● **EXERCISE DESCRIPTION**: Look through the lines below and copy each one that includes "Инструкции".

=== EXTRACTED INFORMATION ===

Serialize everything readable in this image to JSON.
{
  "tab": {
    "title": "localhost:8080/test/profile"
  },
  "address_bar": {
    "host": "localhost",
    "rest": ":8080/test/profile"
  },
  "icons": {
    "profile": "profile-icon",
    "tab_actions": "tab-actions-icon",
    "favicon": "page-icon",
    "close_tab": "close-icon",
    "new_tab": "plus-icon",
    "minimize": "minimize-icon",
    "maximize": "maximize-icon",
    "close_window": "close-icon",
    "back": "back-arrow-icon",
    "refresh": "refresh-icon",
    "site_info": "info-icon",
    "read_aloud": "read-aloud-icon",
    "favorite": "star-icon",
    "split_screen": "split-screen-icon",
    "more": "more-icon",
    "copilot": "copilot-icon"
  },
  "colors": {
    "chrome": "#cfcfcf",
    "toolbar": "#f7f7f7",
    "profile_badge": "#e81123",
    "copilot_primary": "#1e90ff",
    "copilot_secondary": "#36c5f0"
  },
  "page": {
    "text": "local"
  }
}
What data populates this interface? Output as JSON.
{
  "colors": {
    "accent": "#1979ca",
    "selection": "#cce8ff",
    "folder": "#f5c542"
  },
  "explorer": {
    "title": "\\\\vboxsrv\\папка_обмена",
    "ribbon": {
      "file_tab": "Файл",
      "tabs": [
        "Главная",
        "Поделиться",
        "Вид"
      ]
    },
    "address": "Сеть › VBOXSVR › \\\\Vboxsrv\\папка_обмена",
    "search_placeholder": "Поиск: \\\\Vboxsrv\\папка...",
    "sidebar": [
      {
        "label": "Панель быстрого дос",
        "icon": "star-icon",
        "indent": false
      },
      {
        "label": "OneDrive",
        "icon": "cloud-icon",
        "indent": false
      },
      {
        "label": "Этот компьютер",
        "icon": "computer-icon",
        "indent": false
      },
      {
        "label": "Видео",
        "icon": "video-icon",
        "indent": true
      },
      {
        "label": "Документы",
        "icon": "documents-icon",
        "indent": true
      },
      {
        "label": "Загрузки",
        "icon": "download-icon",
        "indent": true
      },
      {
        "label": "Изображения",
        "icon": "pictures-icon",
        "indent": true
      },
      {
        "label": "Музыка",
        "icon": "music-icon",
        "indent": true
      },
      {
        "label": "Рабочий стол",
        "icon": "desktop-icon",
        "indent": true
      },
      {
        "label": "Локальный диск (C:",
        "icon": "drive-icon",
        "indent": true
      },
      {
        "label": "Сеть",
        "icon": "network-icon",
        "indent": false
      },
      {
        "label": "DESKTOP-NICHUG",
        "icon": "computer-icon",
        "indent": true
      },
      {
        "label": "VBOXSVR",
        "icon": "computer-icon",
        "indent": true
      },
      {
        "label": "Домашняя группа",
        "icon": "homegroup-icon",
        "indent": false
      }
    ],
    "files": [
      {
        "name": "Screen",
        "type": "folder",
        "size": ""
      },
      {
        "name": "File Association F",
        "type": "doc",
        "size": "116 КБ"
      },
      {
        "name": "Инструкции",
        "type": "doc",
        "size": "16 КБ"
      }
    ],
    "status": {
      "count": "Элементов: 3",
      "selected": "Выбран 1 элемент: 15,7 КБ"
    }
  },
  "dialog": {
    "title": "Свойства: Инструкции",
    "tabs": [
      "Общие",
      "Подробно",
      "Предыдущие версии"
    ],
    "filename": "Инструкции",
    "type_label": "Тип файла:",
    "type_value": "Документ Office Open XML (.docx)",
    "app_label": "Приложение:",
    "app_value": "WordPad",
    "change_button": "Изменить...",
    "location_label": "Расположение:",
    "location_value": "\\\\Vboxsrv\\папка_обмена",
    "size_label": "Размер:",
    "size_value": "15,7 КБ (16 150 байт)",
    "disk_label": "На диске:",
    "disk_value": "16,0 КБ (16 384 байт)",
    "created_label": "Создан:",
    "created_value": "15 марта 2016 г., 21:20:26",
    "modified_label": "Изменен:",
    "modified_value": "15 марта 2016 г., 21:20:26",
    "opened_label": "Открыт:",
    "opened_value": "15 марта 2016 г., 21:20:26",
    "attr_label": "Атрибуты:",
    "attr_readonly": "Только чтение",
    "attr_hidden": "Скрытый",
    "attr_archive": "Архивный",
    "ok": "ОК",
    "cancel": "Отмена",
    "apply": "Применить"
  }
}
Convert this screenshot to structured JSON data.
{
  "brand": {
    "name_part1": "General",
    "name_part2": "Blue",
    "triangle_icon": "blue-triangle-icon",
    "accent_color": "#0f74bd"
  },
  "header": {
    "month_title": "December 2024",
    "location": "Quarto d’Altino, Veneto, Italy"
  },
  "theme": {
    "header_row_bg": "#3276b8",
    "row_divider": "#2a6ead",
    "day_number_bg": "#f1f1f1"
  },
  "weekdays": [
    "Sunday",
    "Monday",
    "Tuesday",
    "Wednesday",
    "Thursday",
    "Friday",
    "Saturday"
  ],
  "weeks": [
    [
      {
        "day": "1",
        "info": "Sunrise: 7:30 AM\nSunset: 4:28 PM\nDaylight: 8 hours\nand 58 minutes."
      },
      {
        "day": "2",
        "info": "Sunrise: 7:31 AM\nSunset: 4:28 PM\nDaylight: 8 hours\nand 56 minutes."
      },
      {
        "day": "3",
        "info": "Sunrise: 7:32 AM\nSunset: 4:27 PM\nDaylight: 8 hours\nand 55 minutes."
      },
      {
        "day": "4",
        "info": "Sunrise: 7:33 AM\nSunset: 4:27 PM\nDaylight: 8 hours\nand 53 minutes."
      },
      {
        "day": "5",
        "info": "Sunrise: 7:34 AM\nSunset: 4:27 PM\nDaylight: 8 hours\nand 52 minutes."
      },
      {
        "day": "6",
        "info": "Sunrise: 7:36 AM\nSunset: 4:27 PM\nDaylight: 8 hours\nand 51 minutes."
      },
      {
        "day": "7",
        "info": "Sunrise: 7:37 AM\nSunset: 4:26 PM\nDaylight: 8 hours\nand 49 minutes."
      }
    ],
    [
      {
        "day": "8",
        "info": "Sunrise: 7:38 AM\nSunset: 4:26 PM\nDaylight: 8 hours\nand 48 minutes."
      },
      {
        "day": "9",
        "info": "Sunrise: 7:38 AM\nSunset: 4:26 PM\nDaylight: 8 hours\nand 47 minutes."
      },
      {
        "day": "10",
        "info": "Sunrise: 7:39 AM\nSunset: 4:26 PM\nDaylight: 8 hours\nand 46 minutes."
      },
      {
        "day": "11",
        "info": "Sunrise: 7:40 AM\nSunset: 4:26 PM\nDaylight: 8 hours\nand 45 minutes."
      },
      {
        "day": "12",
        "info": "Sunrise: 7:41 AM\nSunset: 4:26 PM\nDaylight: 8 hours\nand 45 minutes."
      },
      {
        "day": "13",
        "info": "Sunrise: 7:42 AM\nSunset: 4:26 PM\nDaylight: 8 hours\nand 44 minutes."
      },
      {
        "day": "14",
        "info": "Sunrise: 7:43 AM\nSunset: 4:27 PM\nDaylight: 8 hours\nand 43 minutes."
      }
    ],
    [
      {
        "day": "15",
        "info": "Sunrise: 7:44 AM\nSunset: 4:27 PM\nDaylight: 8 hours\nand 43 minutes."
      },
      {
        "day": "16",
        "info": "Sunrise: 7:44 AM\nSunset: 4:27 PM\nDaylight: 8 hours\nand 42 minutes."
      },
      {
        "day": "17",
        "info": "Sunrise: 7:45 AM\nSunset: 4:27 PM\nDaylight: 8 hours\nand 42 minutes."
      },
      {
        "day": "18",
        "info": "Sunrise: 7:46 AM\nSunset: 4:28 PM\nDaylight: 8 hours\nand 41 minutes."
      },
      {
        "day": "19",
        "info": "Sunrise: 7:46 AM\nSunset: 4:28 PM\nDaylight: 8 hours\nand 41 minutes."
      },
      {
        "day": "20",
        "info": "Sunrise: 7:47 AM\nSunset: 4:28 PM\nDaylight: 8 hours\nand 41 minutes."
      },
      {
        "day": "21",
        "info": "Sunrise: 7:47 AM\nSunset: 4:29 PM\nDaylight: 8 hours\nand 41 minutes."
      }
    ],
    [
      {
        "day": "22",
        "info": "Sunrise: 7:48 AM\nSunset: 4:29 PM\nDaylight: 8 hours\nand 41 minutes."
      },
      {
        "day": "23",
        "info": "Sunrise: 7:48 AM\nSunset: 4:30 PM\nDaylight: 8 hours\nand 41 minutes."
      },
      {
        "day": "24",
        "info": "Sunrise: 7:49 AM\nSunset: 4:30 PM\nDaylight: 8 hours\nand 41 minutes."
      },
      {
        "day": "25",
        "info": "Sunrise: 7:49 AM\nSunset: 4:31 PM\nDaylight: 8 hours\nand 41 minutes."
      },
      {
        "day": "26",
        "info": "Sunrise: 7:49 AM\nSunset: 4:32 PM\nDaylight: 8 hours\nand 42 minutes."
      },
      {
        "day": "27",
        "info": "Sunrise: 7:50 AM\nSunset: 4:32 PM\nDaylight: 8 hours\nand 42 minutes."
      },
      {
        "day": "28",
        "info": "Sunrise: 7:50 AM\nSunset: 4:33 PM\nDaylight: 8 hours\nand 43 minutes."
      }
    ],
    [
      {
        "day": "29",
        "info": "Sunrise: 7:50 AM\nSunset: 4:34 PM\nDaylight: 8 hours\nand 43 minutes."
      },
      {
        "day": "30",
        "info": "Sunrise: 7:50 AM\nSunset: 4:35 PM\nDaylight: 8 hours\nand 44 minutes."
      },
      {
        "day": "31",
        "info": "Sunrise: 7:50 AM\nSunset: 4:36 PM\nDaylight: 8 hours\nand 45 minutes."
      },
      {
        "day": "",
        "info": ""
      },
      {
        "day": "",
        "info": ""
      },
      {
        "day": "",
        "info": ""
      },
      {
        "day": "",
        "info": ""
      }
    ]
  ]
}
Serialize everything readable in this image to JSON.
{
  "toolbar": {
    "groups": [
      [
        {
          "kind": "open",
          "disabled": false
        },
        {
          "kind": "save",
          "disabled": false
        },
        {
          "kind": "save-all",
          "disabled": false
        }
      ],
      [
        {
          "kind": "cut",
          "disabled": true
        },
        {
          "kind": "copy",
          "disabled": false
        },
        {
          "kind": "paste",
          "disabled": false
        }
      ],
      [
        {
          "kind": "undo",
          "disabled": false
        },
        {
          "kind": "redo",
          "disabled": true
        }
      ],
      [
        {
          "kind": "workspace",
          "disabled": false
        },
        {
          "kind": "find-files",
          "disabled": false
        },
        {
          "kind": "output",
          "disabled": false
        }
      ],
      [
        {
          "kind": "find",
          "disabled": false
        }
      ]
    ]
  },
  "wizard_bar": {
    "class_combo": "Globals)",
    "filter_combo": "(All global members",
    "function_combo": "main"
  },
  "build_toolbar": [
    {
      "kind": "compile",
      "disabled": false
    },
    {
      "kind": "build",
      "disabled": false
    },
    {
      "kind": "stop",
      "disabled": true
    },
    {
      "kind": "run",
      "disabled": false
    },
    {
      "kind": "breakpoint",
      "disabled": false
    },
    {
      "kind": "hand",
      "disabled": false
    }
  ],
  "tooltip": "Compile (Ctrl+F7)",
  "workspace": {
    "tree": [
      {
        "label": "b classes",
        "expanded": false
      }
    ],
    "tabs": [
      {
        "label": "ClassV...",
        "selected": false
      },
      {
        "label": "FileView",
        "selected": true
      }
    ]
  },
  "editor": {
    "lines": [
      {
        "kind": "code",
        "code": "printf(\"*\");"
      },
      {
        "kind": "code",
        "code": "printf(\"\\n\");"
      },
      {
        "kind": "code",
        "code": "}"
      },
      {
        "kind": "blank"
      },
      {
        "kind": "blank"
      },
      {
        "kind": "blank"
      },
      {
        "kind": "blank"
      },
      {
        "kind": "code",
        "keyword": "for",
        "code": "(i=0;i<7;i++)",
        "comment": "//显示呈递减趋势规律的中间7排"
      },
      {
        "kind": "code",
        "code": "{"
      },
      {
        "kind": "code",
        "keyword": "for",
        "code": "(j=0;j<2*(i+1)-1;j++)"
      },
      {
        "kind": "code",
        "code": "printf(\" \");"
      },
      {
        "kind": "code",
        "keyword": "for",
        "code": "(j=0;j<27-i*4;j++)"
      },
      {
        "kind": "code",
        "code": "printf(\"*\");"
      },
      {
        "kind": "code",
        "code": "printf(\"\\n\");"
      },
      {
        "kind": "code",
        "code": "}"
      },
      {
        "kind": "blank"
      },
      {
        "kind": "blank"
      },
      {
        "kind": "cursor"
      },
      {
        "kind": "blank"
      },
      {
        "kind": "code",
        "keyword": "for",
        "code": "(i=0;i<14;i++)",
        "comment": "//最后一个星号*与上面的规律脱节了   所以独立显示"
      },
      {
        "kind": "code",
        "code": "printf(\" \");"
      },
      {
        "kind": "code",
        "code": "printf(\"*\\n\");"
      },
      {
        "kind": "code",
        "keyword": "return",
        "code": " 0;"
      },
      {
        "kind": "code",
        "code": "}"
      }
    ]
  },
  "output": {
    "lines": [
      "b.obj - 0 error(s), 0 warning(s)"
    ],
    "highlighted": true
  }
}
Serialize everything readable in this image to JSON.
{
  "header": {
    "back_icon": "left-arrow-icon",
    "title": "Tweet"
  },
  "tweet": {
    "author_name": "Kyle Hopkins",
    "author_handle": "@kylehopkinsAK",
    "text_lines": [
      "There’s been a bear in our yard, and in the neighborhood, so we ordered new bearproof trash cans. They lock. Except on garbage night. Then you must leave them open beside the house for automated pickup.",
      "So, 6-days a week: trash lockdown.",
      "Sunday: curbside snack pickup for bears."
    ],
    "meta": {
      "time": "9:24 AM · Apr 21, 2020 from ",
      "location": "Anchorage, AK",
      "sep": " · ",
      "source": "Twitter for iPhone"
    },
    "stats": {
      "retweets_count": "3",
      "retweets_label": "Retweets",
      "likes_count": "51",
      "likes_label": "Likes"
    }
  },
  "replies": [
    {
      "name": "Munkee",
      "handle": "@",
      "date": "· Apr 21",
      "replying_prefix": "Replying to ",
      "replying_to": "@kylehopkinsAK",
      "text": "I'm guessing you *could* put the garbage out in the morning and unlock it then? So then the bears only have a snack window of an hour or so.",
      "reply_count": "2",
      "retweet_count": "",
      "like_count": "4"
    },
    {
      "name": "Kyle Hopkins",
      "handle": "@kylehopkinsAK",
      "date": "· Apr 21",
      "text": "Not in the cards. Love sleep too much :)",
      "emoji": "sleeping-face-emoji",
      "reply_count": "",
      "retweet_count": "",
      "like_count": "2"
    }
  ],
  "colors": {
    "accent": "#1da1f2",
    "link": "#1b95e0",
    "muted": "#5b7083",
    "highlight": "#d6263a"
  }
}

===

● **REPLY TO THE EXERCISE**:
        "name": "Инструкции",
    "title": "Свойства: Инструкции",
    "filename": "Инструкции",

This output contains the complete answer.